Receiving a Prescription
You may have heard from your doctor or pharmacist that it's important to fill all your prescriptions at the same pharmacy. This way, your pharmacist can keep a complete list of all the medicines you take. Some medicines can cause problems if you take them while taking other medicines at the same time. So, your pharmacist needs to know all the medicines you take to be sure it's safe to take them together.
While speaking with a consumer about a new prescription, a pharmacist noticed that a mistake had been made when interpreting the doctor's directions for taking the medicine. The patient's doctor had written a new prescription for Vicodin (hydrocodone and acetaminophen) to treat pain.
In 2007, the drug company that makes Omacor (omega-3-acid ethyl esters) changed the name of the medicine to Lovaza to prevent confusion with another medicine, Amicar (aminocaproic acid). Lovaza lowers triglycerides, and Amicar treats bleeding caused by problems with the blood clotting system.
A pregnant woman was given a prescription for "PNV" tablets. The doctor used this abbreviation for "prenatal vitamins." The pharmacist mistakenly thought that PNV stood for "penicillin VK," an antibiotic. He filled the woman's prescription with penicillin tablets in error.
A mother picked up a refill for her child for Strattera (atomoxetine), a drug used to treat attention-deficit/hyperactivity disorder. The capsules were a different color than with previous refills. Even though the prescription bottle said Strattera 60 mg, the mother called the pharmacy to check.

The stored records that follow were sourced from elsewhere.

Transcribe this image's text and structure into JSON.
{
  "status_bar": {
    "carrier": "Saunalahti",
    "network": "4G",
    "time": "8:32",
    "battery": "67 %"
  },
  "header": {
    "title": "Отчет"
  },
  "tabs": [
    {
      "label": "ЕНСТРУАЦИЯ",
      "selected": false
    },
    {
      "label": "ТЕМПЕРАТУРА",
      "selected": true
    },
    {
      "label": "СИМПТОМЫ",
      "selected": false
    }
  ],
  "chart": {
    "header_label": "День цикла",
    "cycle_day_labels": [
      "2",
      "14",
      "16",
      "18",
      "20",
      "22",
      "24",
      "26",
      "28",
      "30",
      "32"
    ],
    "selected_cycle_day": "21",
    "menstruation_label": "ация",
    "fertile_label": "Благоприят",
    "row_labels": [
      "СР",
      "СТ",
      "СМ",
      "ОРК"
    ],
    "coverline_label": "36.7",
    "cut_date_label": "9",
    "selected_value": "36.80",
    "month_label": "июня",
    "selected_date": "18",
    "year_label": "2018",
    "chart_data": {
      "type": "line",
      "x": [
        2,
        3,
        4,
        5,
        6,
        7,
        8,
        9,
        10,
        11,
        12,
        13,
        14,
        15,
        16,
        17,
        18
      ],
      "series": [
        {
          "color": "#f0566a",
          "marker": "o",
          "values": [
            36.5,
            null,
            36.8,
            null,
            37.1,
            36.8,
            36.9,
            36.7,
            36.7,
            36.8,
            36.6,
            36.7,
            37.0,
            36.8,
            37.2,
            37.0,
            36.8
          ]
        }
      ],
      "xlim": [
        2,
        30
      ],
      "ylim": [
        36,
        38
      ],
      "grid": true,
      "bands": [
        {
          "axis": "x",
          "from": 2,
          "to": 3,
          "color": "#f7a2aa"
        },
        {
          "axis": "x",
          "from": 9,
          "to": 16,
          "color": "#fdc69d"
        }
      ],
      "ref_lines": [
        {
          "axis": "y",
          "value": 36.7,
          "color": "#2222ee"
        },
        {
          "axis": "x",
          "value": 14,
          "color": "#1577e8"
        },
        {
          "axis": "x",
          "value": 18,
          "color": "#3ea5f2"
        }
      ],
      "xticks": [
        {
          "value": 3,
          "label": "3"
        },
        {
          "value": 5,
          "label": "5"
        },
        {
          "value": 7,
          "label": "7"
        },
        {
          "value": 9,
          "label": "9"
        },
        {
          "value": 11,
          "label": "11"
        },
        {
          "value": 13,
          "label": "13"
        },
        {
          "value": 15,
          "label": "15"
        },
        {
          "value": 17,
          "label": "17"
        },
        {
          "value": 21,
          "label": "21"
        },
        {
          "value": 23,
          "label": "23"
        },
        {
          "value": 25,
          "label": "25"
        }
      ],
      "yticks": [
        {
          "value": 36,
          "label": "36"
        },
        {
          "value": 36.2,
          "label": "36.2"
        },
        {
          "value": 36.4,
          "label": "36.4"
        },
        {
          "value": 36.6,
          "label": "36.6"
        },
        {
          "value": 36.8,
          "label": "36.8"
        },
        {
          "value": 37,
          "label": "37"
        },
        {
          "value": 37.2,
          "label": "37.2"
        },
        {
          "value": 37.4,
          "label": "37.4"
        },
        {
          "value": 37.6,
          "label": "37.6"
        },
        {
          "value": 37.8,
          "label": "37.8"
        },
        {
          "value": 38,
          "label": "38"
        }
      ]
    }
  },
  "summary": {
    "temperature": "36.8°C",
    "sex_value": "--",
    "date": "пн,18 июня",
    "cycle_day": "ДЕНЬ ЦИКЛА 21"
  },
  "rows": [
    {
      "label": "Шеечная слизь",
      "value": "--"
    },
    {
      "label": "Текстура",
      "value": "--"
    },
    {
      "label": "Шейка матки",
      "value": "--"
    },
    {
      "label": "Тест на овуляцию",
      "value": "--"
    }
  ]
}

When you take a prescription to the pharmacy, you may have to wait for a period of time until it is ready. You are probably anxious to get home and may not realize just what your pharmacist is doing for you during that time. Here's a look at what your pharmacist typically does to make sure the medicine is safe and right for you.